"How do we find balance I think is a really key question," Dunkerley said. "It starts by recognizing some truisms, and some truisms that are sometimes a little hard to swallow."
Although Dunkerley said that doubt about the urgency posed by climate change has been "almost universally discredited," he said that denial about the financial implications of limiting tourism poses its own risks.
The challenge for both environmental initiatives and efforts to preserve native Hawaiian culture, then, is trying to walk the line between preservation and alienation.
"People are not prepared to gradually see their quality of life erode," Dunkerley said. "Tourism is and will remain the dominant source of people’s livelihoods here."
From the North Shore of Oahu to the small island of Molokai, however, several Hawaiian social justice-focused advocacy groups argue against more large-scale development and in support of more locally beneficial efforts as part of the state's sustainability push, such as community power projects.
"You have to talk to the community," Emillia Noordhoek, director of renewable resources for the nonprofit Sust’āinable Molokai, recently told GreenBiz.
Recognizing a potential disconnect between the pursuit of more tourism dollars and a more sustainable economy is one thing.

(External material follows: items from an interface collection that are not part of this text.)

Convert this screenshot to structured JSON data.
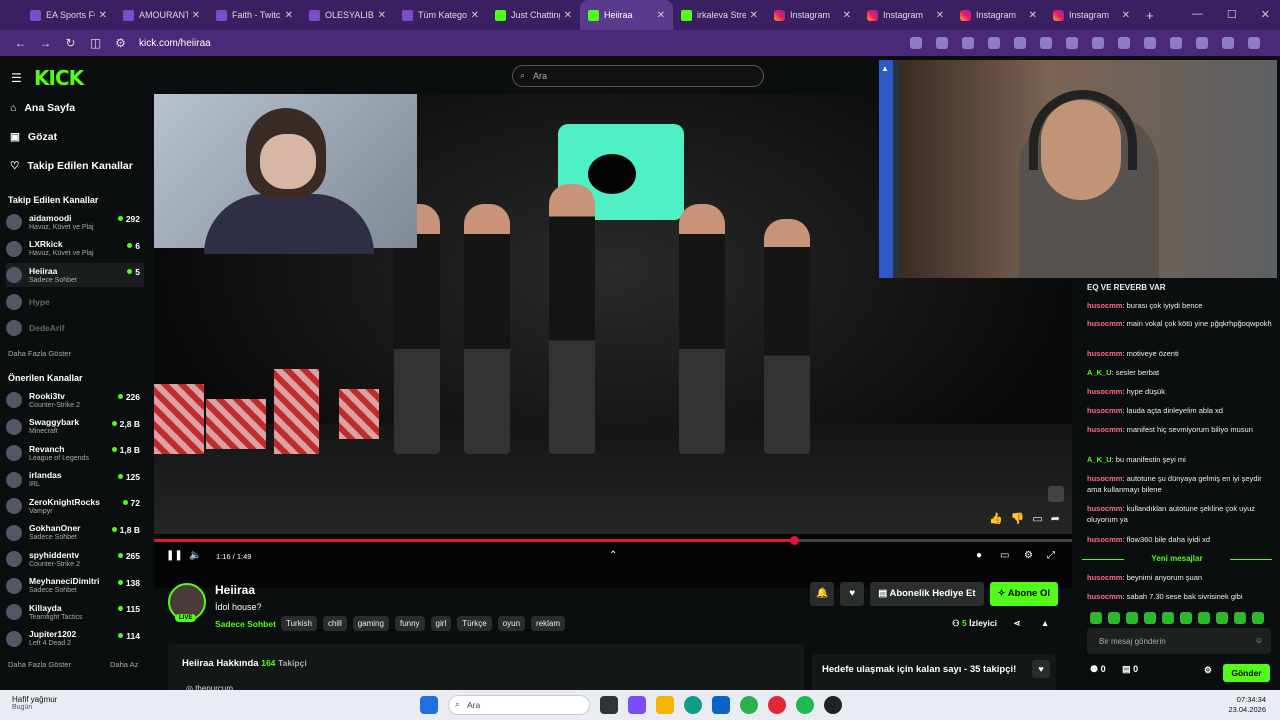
{
  "browser": {
    "tabs": [
      {
        "label": "EA Sports FC",
        "icon": "twitch-icon"
      },
      {
        "label": "AMOURANTH",
        "icon": "twitch-icon"
      },
      {
        "label": "Faith - Twitch",
        "icon": "twitch-icon"
      },
      {
        "label": "OLESYALIBERMAN",
        "icon": "twitch-icon"
      },
      {
        "label": "Tüm Kategoriler",
        "icon": "twitch-icon"
      },
      {
        "label": "Just Chatting",
        "icon": "kick-icon"
      },
      {
        "label": "Heiiraa",
        "icon": "kick-icon",
        "active": true
      },
      {
        "label": "irkaleva Stream",
        "icon": "kick-icon"
      },
      {
        "label": "Instagram",
        "icon": "instagram-icon"
      },
      {
        "label": "Instagram",
        "icon": "instagram-icon"
      },
      {
        "label": "Instagram",
        "icon": "instagram-icon"
      },
      {
        "label": "Instagram",
        "icon": "instagram-icon"
      }
    ],
    "url": "kick.com/heiiraa",
    "accent": "#3b1f63"
  },
  "sidebar": {
    "logo": "KICK",
    "nav": [
      {
        "label": "Ana Sayfa",
        "icon": "home-icon"
      },
      {
        "label": "Gözat",
        "icon": "browse-icon"
      },
      {
        "label": "Takip Edilen Kanallar",
        "icon": "heart-icon"
      }
    ],
    "followed_title": "Takip Edilen Kanallar",
    "followed": [
      {
        "name": "aidamoodi",
        "sub": "Havuz, Küvet ve Plaj",
        "viewers": "292"
      },
      {
        "name": "LXRkick",
        "sub": "Havuz, Küvet ve Plaj",
        "viewers": "6"
      },
      {
        "name": "Heiiraa",
        "sub": "Sadece Sohbet",
        "viewers": "5"
      },
      {
        "name": "Hype",
        "sub": "",
        "viewers": ""
      },
      {
        "name": "DedeArif",
        "sub": "",
        "viewers": ""
      }
    ],
    "more_label": "Daha Fazla Göster",
    "recommended_title": "Önerilen Kanallar",
    "recommended": [
      {
        "name": "Rooki3tv",
        "sub": "Counter-Strike 2",
        "viewers": "226"
      },
      {
        "name": "Swaggybark",
        "sub": "Minecraft",
        "viewers": "2,8 B"
      },
      {
        "name": "Revanch",
        "sub": "League of Legends",
        "viewers": "1,8 B"
      },
      {
        "name": "irlandas",
        "sub": "IRL",
        "viewers": "125"
      },
      {
        "name": "ZeroKnightRocks",
        "sub": "Vampyr",
        "viewers": "72"
      },
      {
        "name": "GokhanOner",
        "sub": "Sadece Sohbet",
        "viewers": "1,8 B"
      },
      {
        "name": "spyhiddentv",
        "sub": "Counter-Strike 2",
        "viewers": "265"
      },
      {
        "name": "MeyhaneciDimitri",
        "sub": "Sadece Sohbet",
        "viewers": "138"
      },
      {
        "name": "Killayda",
        "sub": "Teamfight Tactics",
        "viewers": "115"
      },
      {
        "name": "Jupiter1202",
        "sub": "Left 4 Dead 2",
        "viewers": "114"
      }
    ],
    "more_label2": "Daha Fazla Göster",
    "less_label": "Daha Az"
  },
  "search": {
    "placeholder": "Ara"
  },
  "player": {
    "time": "1:16 / 1:49",
    "progress": 0.697
  },
  "chat": {
    "top_line": "EQ VE REVERB VAR",
    "messages": [
      {
        "user": "husocmm",
        "text": "burası çok iyiydi bence"
      },
      {
        "user": "husocmm",
        "text": "main vokal çok kötü yine pğqkrhpğoqwpokh"
      },
      {
        "user": "husocmm",
        "text": "motiveye özenti"
      },
      {
        "user": "A_K_U",
        "text": "sesler berbat"
      },
      {
        "user": "husocmm",
        "text": "hype düşük"
      },
      {
        "user": "husocmm",
        "text": "lauda açta dinleyelim abla xd"
      },
      {
        "user": "husocmm",
        "text": "manifest hiç sevmiyorum biliyo musun"
      },
      {
        "user": "A_K_U",
        "text": "bu manifestin şeyi mi"
      },
      {
        "user": "husocmm",
        "text": "autotune şu dünyaya gelmiş en iyi şeydir ama kullanmayı bilene"
      },
      {
        "user": "husocmm",
        "text": "kullandıkları autotune şekline çok uyuz oluyorum ya"
      },
      {
        "user": "husocmm",
        "text": "flow360 bile daha iyidi xd"
      }
    ],
    "new_label": "Yeni mesajlar",
    "new_messages": [
      {
        "user": "husocmm",
        "text": "beynimi anyorum şuan"
      },
      {
        "user": "husocmm",
        "text": "sabah 7.30 sese bak sivrisinek gibi"
      }
    ],
    "input_placeholder": "Bir mesaj gönderin",
    "count_a": "0",
    "count_b": "0",
    "send_label": "Gönder"
  },
  "stream": {
    "name": "Heiiraa",
    "title": "İdol house?",
    "live_label": "LIVE",
    "category": "Sadece Sohbet",
    "tags": [
      "Turkish",
      "chill",
      "gaming",
      "funny",
      "girl",
      "Türkçe",
      "oyun",
      "reklam"
    ],
    "gift_label": "Abonelik Hediye Et",
    "subscribe_label": "Abone Ol",
    "viewers": "5",
    "viewers_label": "İzleyici",
    "about_title": "Heiiraa Hakkında",
    "followers": "164",
    "followers_label": "Takipçi",
    "instagram": "thenurcum",
    "goal_text": "Hedefe ulaşmak için kalan sayı - 35 takipçi!",
    "accent": "#53fc18"
  },
  "taskbar": {
    "weather": "Hafif yağmur",
    "weather_sub": "Bugün",
    "search": "Ara",
    "time": "07:34:34",
    "date": "23.04.2026"
  }
}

Figuring out how to address that dynamic is another.
"For years we have talked about plans, but we’re just doing tactics," Oshima said. "I think that’s easier because you can deliver on a short-term basis."
When it comes to tourism-centric industries such as transportation, Dunkerley said Hawaiian Airlines continues to pursue fuel efficiency and emissions reductions — although some argue that the aviation industry as a whole could take more aggressive steps to limit its footprint.
Back on the ground, Oshima said HECO is also looking ahead to how to integrate tourism into sustainability efforts such as building out charging infrastructure for electric vehicles.
"We can partner to do a lot of things that will help tourism as well," Oshima said, pointing to potential partnerships with rental car or EV charging companies.
For George Szigeti, president and CEO of the Hawaii Tourism Authority, keeping the focus on the state's golden goose — its natural environment — will be crucial.
"What we can’t have is our reefs deteriorating and our oceans deteriorating," Szigeti said. "We have to protect these at all costs. People come here for those experiences."